Website and app data records
──────

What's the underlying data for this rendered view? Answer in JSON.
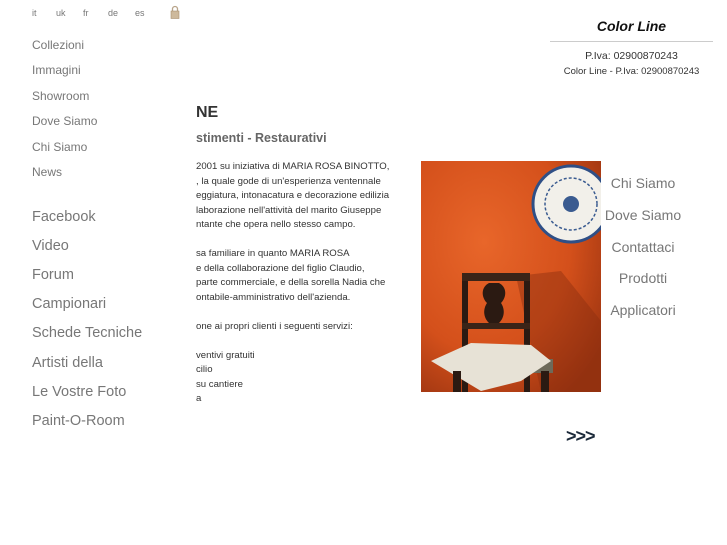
{
  "languages": [
    "it",
    "uk",
    "fr",
    "de",
    "es"
  ],
  "lock_icon": "padlock-icon",
  "menu_primary": [
    "Collezioni",
    "Immagini",
    "Showroom",
    "Dove Siamo",
    "Chi Siamo",
    "News"
  ],
  "menu_secondary": [
    "Facebook",
    "Video",
    "Forum",
    "Campionari",
    "Schede Tecniche",
    "Artisti della",
    "Le Vostre Foto",
    "Paint-O-Room"
  ],
  "main": {
    "title": "NE",
    "subtitle": "stimenti - Restaurativi",
    "lines": [
      "2001 su iniziativa di MARIA ROSA BINOTTO,",
      ", la quale gode di un'esperienza ventennale",
      "eggiatura, intonacatura e decorazione edilizia",
      "laborazione nell'attività del marito Giuseppe",
      "ntante che opera nello stesso campo.",
      "",
      "sa familiare in quanto MARIA ROSA",
      "e della collaborazione del figlio Claudio,",
      "parte commerciale, e della sorella Nadia che",
      "ontabile-amministrativo dell'azienda.",
      "",
      "one ai propri clienti i seguenti servizi:",
      "",
      "ventivi gratuiti",
      "cilio",
      "su cantiere",
      "a"
    ]
  },
  "header": {
    "brand": "Color Line",
    "piva": "P.Iva: 02900870243",
    "piva_full": "Color Line - P.Iva: 02900870243"
  },
  "right_menu": [
    "Chi Siamo",
    "Dove Siamo",
    "Contattaci",
    "Prodotti",
    "Applicatori"
  ],
  "more_label": ">>>",
  "colors": {
    "photo_wall": "#d9541c",
    "nav_text": "#777777",
    "more_arrow": "#1c2a3a"
  }
}
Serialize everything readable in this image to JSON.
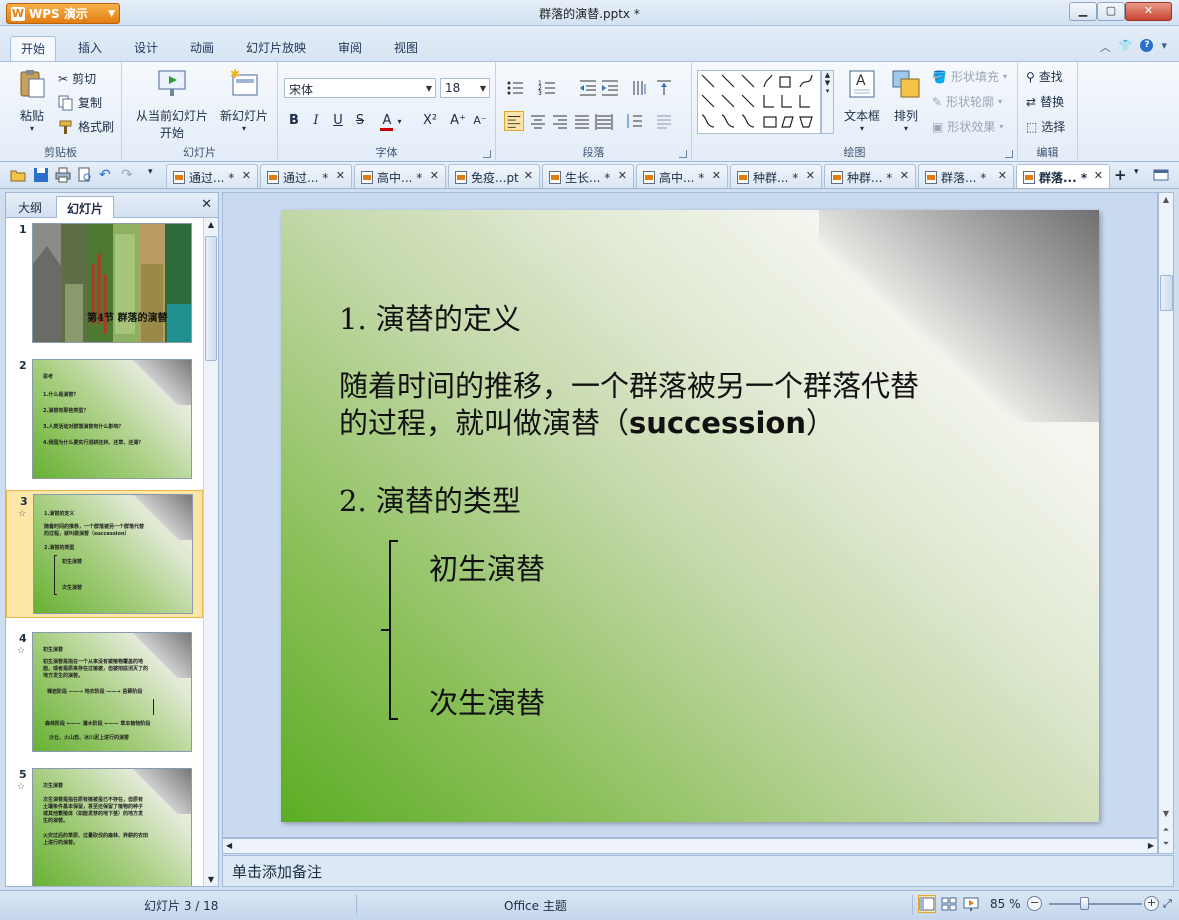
{
  "window": {
    "app_name": "WPS 演示",
    "title": "群落的演替.pptx *"
  },
  "menu": {
    "tabs": [
      "开始",
      "插入",
      "设计",
      "动画",
      "幻灯片放映",
      "审阅",
      "视图"
    ],
    "active": "开始"
  },
  "ribbon": {
    "clipboard": {
      "paste": "粘贴",
      "cut": "剪切",
      "copy": "复制",
      "format_painter": "格式刷",
      "label": "剪贴板"
    },
    "slides": {
      "from_current_line1": "从当前幻灯片",
      "from_current_line2": "开始",
      "new_slide": "新幻灯片",
      "label": "幻灯片"
    },
    "font": {
      "font_name": "宋体",
      "font_size": "18",
      "label": "字体"
    },
    "paragraph": {
      "label": "段落"
    },
    "drawing": {
      "textbox": "文本框",
      "arrange": "排列",
      "shape_fill": "形状填充",
      "shape_outline": "形状轮廓",
      "shape_effects": "形状效果",
      "label": "绘图"
    },
    "editing": {
      "find": "查找",
      "replace": "替换",
      "select": "选择",
      "label": "编辑"
    }
  },
  "doc_tabs": [
    {
      "label": "通过... *",
      "active": false
    },
    {
      "label": "通过... *",
      "active": false
    },
    {
      "label": "高中... *",
      "active": false
    },
    {
      "label": "免疫...pt",
      "active": false
    },
    {
      "label": "生长... *",
      "active": false
    },
    {
      "label": "高中... *",
      "active": false
    },
    {
      "label": "种群... *",
      "active": false
    },
    {
      "label": "种群... *",
      "active": false
    },
    {
      "label": "群落... *",
      "active": false
    },
    {
      "label": "群落... *",
      "active": true
    }
  ],
  "left_panel": {
    "tab_outline": "大纲",
    "tab_slides": "幻灯片",
    "thumbnails": [
      {
        "num": "1",
        "title": "第4节 群落的演替"
      },
      {
        "num": "2",
        "lines": [
          "思考",
          "1.什么是演替？",
          "2.演替有那些类型？",
          "3.人类活动对群落演替有什么影响？",
          "4.我国为什么要实行退耕还林、还草、还湖？"
        ]
      },
      {
        "num": "3",
        "lines": [
          "1.演替的定义",
          "随着时间的推移，一个群落被另一个群落代替",
          "的过程，就叫做演替（succession）",
          "2.演替的类型",
          "初生演替",
          "次生演替"
        ]
      },
      {
        "num": "4",
        "lines": [
          "初生演替",
          "初生演替是指在一个从来没有被植物覆盖的地",
          "面，或者是原来存在过植被，但被彻底消灭了的",
          "地方发生的演替。",
          "裸岩阶段 ——→ 地衣阶段 ——→ 苔藓阶段",
          "森林阶段 ←—— 灌木阶段 ←—— 草本植物阶段",
          "沙丘、火山岩、冰川泥上进行的演替"
        ]
      },
      {
        "num": "5",
        "lines": [
          "次生演替",
          "次生演替是指在原有植被虽已不存在，但原有",
          "土壤条件基本保留，甚至还保留了植物的种子",
          "或其他繁殖体（如能发芽的地下茎）的地方发",
          "生的演替。",
          "火灾过后的草原、过量砍伐的森林、弃耕的农田",
          "上进行的演替。"
        ]
      }
    ]
  },
  "slide": {
    "heading1": "1. 演替的定义",
    "body_line1": "随着时间的推移，一个群落被另一个群落代替",
    "body_line2_pre": "的过程，就叫做演替（",
    "body_line2_en": "succession",
    "body_line2_post": "）",
    "heading2": "2. 演替的类型",
    "type1": "初生演替",
    "type2": "次生演替"
  },
  "notes_placeholder": "单击添加备注",
  "status": {
    "slide_info": "幻灯片 3 / 18",
    "theme": "Office 主题",
    "zoom": "85 %"
  }
}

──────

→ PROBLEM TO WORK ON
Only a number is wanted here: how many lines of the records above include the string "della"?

→ RESULT FOR THIS TASK
3